* **Work instruction**
Repeat the records word for word.

··· Material shown

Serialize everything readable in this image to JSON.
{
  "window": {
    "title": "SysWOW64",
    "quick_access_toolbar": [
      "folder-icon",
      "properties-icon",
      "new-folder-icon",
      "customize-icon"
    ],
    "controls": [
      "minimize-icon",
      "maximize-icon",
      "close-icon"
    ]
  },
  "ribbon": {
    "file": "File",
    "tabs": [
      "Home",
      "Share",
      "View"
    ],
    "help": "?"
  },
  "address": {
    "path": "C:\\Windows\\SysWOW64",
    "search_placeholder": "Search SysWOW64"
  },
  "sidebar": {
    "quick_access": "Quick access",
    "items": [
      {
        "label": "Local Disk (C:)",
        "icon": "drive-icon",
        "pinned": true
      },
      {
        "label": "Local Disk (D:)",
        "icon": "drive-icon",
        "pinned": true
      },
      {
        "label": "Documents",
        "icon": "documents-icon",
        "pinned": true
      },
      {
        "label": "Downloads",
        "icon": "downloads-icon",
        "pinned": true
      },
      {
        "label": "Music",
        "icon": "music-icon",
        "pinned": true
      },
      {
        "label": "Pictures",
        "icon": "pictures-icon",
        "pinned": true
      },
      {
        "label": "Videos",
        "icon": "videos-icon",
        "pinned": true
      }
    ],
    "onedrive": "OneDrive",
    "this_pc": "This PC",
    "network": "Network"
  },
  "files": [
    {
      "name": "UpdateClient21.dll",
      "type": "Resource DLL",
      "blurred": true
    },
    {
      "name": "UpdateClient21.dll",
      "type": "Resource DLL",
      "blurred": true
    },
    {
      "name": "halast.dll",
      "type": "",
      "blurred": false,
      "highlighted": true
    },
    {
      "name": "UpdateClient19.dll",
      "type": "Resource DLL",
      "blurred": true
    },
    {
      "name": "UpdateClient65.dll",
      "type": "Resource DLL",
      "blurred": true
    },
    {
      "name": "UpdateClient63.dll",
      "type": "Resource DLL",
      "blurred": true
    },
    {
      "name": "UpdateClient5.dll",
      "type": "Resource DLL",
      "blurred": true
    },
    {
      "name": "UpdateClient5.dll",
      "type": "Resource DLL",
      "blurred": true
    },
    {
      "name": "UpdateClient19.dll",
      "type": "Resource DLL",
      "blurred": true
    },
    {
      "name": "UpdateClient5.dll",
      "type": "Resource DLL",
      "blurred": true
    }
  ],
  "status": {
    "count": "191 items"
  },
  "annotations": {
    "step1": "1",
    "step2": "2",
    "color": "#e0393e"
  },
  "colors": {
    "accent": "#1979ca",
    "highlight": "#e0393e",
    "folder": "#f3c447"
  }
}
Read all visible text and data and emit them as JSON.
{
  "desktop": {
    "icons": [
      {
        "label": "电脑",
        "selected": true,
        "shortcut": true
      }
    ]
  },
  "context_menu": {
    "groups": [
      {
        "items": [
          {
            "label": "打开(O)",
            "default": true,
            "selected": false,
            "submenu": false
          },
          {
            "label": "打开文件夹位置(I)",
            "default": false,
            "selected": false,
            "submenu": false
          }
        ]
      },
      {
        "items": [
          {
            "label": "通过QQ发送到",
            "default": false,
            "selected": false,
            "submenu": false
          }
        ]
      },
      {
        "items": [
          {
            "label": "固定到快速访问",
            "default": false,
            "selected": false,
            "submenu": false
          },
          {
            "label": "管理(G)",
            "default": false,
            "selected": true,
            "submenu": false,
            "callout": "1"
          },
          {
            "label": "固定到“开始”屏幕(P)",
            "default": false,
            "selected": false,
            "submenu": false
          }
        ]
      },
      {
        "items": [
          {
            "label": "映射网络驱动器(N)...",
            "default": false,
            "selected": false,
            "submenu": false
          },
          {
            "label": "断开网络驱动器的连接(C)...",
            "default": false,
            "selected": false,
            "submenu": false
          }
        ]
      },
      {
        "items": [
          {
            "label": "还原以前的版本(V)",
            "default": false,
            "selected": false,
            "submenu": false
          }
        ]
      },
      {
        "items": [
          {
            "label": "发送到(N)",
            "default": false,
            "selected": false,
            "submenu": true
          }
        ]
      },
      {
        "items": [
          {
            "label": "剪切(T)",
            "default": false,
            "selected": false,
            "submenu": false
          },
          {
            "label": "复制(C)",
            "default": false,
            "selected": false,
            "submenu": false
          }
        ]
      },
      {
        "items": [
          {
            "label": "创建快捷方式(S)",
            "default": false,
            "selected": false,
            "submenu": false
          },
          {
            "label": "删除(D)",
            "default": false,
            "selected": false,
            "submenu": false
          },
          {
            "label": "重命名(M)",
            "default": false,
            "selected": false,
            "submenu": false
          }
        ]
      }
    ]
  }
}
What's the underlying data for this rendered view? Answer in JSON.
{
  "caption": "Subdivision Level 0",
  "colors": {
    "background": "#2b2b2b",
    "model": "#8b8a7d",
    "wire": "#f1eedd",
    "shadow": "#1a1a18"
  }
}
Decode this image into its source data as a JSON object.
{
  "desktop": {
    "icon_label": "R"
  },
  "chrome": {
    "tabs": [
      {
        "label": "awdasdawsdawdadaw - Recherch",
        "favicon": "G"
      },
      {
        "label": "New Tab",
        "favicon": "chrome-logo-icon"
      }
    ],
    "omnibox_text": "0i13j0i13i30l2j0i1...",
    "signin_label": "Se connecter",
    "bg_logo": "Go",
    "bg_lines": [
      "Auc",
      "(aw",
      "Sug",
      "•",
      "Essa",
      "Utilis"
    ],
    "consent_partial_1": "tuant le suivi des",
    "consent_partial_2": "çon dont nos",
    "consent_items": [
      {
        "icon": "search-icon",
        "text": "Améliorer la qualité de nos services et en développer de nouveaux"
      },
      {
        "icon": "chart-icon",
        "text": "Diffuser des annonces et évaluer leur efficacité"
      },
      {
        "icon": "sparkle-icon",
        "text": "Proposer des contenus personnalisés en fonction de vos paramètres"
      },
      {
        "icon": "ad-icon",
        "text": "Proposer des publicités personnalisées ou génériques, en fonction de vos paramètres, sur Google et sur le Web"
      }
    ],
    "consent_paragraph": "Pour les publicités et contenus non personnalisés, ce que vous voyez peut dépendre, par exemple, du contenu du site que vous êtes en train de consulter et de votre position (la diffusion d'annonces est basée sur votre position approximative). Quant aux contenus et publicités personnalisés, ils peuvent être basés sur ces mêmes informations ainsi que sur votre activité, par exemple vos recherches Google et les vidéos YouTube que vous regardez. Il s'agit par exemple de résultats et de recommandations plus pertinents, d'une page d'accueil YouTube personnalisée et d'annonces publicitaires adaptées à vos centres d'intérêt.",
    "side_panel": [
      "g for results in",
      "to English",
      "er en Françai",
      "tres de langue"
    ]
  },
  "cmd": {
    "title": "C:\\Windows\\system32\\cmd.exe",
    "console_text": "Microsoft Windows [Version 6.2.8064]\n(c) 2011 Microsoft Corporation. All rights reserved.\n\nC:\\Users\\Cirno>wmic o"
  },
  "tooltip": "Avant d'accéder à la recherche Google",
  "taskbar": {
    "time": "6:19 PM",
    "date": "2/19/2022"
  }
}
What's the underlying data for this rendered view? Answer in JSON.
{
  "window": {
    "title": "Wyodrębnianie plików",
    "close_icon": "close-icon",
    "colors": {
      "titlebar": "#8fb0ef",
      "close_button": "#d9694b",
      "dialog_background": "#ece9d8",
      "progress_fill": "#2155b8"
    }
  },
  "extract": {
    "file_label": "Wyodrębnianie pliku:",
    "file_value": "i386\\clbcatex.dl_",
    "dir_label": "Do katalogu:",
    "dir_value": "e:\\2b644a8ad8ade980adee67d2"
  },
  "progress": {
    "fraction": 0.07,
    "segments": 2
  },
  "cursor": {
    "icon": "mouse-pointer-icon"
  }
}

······

* **Response**
Serialize everything readable in this image to JSON.
{
  "window": {
    "title": "SysWOW64",
    "quick_access_toolbar": [
      "folder-icon",
      "properties-icon",
      "new-folder-icon",
      "customize-icon"
    ],
    "controls": [
      "minimize-icon",
      "maximize-icon",
      "close-icon"
    ]
  },
  "ribbon": {
    "file": "File",
    "tabs": [
      "Home",
      "Share",
      "View"
    ],
    "help": "?"
  },
  "address": {
    "path": "C:\\Windows\\SysWOW64",
    "search_placeholder": "Search SysWOW64"
  },
  "sidebar": {
    "quick_access": "Quick access",
    "items": [
      {
        "label": "Local Disk (C:)",
        "icon": "drive-icon",
        "pinned": true
      },
      {
        "label": "Local Disk (D:)",
        "icon": "drive-icon",
        "pinned": true
      },
      {
        "label": "Documents",
        "icon": "documents-icon",
        "pinned": true
      },
      {
        "label": "Downloads",
        "icon": "downloads-icon",
        "pinned": true
      },
      {
        "label": "Music",
        "icon": "music-icon",
        "pinned": true
      },
      {
        "label": "Pictures",
        "icon": "pictures-icon",
        "pinned": true
      },
      {
        "label": "Videos",
        "icon": "videos-icon",
        "pinned": true
      }
    ],
    "onedrive": "OneDrive",
    "this_pc": "This PC",
    "network": "Network"
  },
  "files": [
    {
      "name": "UpdateClient21.dll",
      "type": "Resource DLL",
      "blurred": true
    },
    {
      "name": "UpdateClient21.dll",
      "type": "Resource DLL",
      "blurred": true
    },
    {
      "name": "halast.dll",
      "type": "",
      "blurred": false,
      "highlighted": true
    },
    {
      "name": "UpdateClient19.dll",
      "type": "Resource DLL",
      "blurred": true
    },
    {
      "name": "UpdateClient65.dll",
      "type": "Resource DLL",
      "blurred": true
    },
    {
      "name": "UpdateClient63.dll",
      "type": "Resource DLL",
      "blurred": true
    },
    {
      "name": "UpdateClient5.dll",
      "type": "Resource DLL",
      "blurred": true
    },
    {
      "name": "UpdateClient5.dll",
      "type": "Resource DLL",
      "blurred": true
    },
    {
      "name": "UpdateClient19.dll",
      "type": "Resource DLL",
      "blurred": true
    },
    {
      "name": "UpdateClient5.dll",
      "type": "Resource DLL",
      "blurred": true
    }
  ],
  "status": {
    "count": "191 items"
  },
  "annotations": {
    "step1": "1",
    "step2": "2",
    "color": "#e0393e"
  },
  "colors": {
    "accent": "#1979ca",
    "highlight": "#e0393e",
    "folder": "#f3c447"
  }
}
Read all visible text and data and emit them as JSON.
{
  "desktop": {
    "icons": [
      {
        "label": "电脑",
        "selected": true,
        "shortcut": true
      }
    ]
  },
  "context_menu": {
    "groups": [
      {
        "items": [
          {
            "label": "打开(O)",
            "default": true,
            "selected": false,
            "submenu": false
          },
          {
            "label": "打开文件夹位置(I)",
            "default": false,
            "selected": false,
            "submenu": false
          }
        ]
      },
      {
        "items": [
          {
            "label": "通过QQ发送到",
            "default": false,
            "selected": false,
            "submenu": false
          }
        ]
      },
      {
        "items": [
          {
            "label": "固定到快速访问",
            "default": false,
            "selected": false,
            "submenu": false
          },
          {
            "label": "管理(G)",
            "default": false,
            "selected": true,
            "submenu": false,
            "callout": "1"
          },
          {
            "label": "固定到“开始”屏幕(P)",
            "default": false,
            "selected": false,
            "submenu": false
          }
        ]
      },
      {
        "items": [
          {
            "label": "映射网络驱动器(N)...",
            "default": false,
            "selected": false,
            "submenu": false
          },
          {
            "label": "断开网络驱动器的连接(C)...",
            "default": false,
            "selected": false,
            "submenu": false
          }
        ]
      },
      {
        "items": [
          {
            "label": "还原以前的版本(V)",
            "default": false,
            "selected": false,
            "submenu": false
          }
        ]
      },
      {
        "items": [
          {
            "label": "发送到(N)",
            "default": false,
            "selected": false,
            "submenu": true
          }
        ]
      },
      {
        "items": [
          {
            "label": "剪切(T)",
            "default": false,
            "selected": false,
            "submenu": false
          },
          {
            "label": "复制(C)",
            "default": false,
            "selected": false,
            "submenu": false
          }
        ]
      },
      {
        "items": [
          {
            "label": "创建快捷方式(S)",
            "default": false,
            "selected": false,
            "submenu": false
          },
          {
            "label": "删除(D)",
            "default": false,
            "selected": false,
            "submenu": false
          },
          {
            "label": "重命名(M)",
            "default": false,
            "selected": false,
            "submenu": false
          }
        ]
      }
    ]
  }
}
What's the underlying data for this rendered view? Answer in JSON.
{
  "caption": "Subdivision Level 0",
  "colors": {
    "background": "#2b2b2b",
    "model": "#8b8a7d",
    "wire": "#f1eedd",
    "shadow": "#1a1a18"
  }
}
Decode this image into its source data as a JSON object.
{
  "desktop": {
    "icon_label": "R"
  },
  "chrome": {
    "tabs": [
      {
        "label": "awdasdawsdawdadaw - Recherch",
        "favicon": "G"
      },
      {
        "label": "New Tab",
        "favicon": "chrome-logo-icon"
      }
    ],
    "omnibox_text": "0i13j0i13i30l2j0i1...",
    "signin_label": "Se connecter",
    "bg_logo": "Go",
    "bg_lines": [
      "Auc",
      "(aw",
      "Sug",
      "•",
      "Essa",
      "Utilis"
    ],
    "consent_partial_1": "tuant le suivi des",
    "consent_partial_2": "çon dont nos",
    "consent_items": [
      {
        "icon": "search-icon",
        "text": "Améliorer la qualité de nos services et en développer de nouveaux"
      },
      {
        "icon": "chart-icon",
        "text": "Diffuser des annonces et évaluer leur efficacité"
      },
      {
        "icon": "sparkle-icon",
        "text": "Proposer des contenus personnalisés en fonction de vos paramètres"
      },
      {
        "icon": "ad-icon",
        "text": "Proposer des publicités personnalisées ou génériques, en fonction de vos paramètres, sur Google et sur le Web"
      }
    ],
    "consent_paragraph": "Pour les publicités et contenus non personnalisés, ce que vous voyez peut dépendre, par exemple, du contenu du site que vous êtes en train de consulter et de votre position (la diffusion d'annonces est basée sur votre position approximative). Quant aux contenus et publicités personnalisés, ils peuvent être basés sur ces mêmes informations ainsi que sur votre activité, par exemple vos recherches Google et les vidéos YouTube que vous regardez. Il s'agit par exemple de résultats et de recommandations plus pertinents, d'une page d'accueil YouTube personnalisée et d'annonces publicitaires adaptées à vos centres d'intérêt.",
    "side_panel": [
      "g for results in",
      "to English",
      "er en Françai",
      "tres de langue"
    ]
  },
  "cmd": {
    "title": "C:\\Windows\\system32\\cmd.exe",
    "console_text": "Microsoft Windows [Version 6.2.8064]\n(c) 2011 Microsoft Corporation. All rights reserved.\n\nC:\\Users\\Cirno>wmic o"
  },
  "tooltip": "Avant d'accéder à la recherche Google",
  "taskbar": {
    "time": "6:19 PM",
    "date": "2/19/2022"
  }
}
What's the underlying data for this rendered view? Answer in JSON.
{
  "window": {
    "title": "Wyodrębnianie plików",
    "close_icon": "close-icon",
    "colors": {
      "titlebar": "#8fb0ef",
      "close_button": "#d9694b",
      "dialog_background": "#ece9d8",
      "progress_fill": "#2155b8"
    }
  },
  "extract": {
    "file_label": "Wyodrębnianie pliku:",
    "file_value": "i386\\clbcatex.dl_",
    "dir_label": "Do katalogu:",
    "dir_value": "e:\\2b644a8ad8ade980adee67d2"
  },
  "progress": {
    "fraction": 0.07,
    "segments": 2
  },
  "cursor": {
    "icon": "mouse-pointer-icon"
  }
}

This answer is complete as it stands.